Secco wood types

Each woods have their own kind of character, that can produce different and charismatic certain sounds on a guitar

Here’s some of our woods that used on our guitars :

N - mahogany


Mahogany has a straight, fine, and even grain, and is relatively free of voids and pockets. Its reddish-brown color darkens over time, and displays a reddish sheen when polished. It has excellent workability, and is very durable. Historically, the tree’s girth allowed for wide boards from traditional mahogany species.

It also resists wood rot, making it attractive in boat construction. It is a tonewood, often used for musical instruments, particularly the backs, sides and necks of acoustic guitars, electric guitar bodies, and drum shells because of its ability to produce a very deep, warm tone compared to other commonly used woods such as maple or birch.

Fairly dense, medium-to-heavy wood that yields a wide range of guitar-body weights, depending upon stock sources. Used on its own, mahog-any’s characteristic tone is warm and somewhat soft, but well balanced with good grind and bite. There is usually good depth to the sound, with full but not especially tight lows, and appealing if unpronounced highs.


N - Rosewood


The timber trade will sell many timbers under the name rosewood (usually with an adjective) due to some (outward) similarities. A fair number of these timbers come from other species that is often mentioned is as Bolivian rosewood.

Another that may be found in market from Southeast Asia is New Guinea rosewood.

It is extremely dense and has mild rot resistance. But it is porous and its exterior is soft and susceptible to wood boring insects. It is used for making cabinets, flooring and carving. It is exported as quality veneers. Due to its after work quality when sealed and dyed, it is often sold as genuine rosewood or as teak. It has no discernible qualities of a genuine rosewood. It has comparable strength with teak, with lower quality

Rosewood is known for its high response rate and broad range of overtones, and is also characterized by strength and complexity in the bottom end and an overall darkness of tone in the rest of the range. Strong mids and highs also contribute a richness of tone to the upper registers.

N - Spruce


The top or soundboard of the vast majority of instruments are made from some species of spruce.
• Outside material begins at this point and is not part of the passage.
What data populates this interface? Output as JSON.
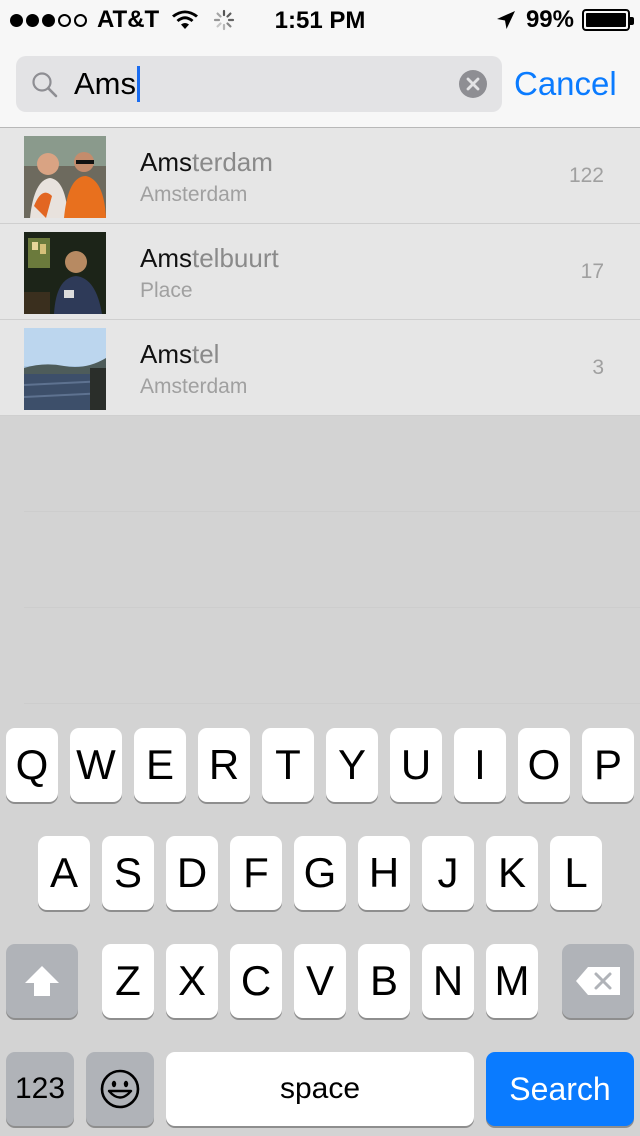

These woods possess many admirable qualities: Resonance, high strength to weight ratio, easy workability, and others.

For many years the “premium” spruce was German or European spruce, which is still widely used in classical guitars. German Spruce has a rich warm sound well suited to classical guitars. However, this wood is now in short supply, and alternatives are often used.

Spruce is a standard material for tops, the most commonly used species being Sitka. Its high rigidity, combined with the lightweight characteristics of most softwoods, makes it a natural for high velocity of sound. Sitka spruce also has a powerful direct tone capable of retaining its clarity when played forcefully.


N - Rosewood indian


Another classic rosewood comes from (East) Indian rosewood or Sonokeling (Indonesia). It is native to India and is also grown in plantations elsewhere in Southeast Asia. It grows throughout the Indian peninsula scattered in the dry deciduous forests, but is nowhere common; it attains its best growth in the Bombay region. Indian Rosewood varies in color from golden brown to dark purple-brown with darker streaks giving an attractive figure and a narrowly interlocked grain.

Indian Rosewood yields a warm, “bassy” tone as described above, and is thus often the preferred wood for rhythm guitarists, especially for Bluegrass music.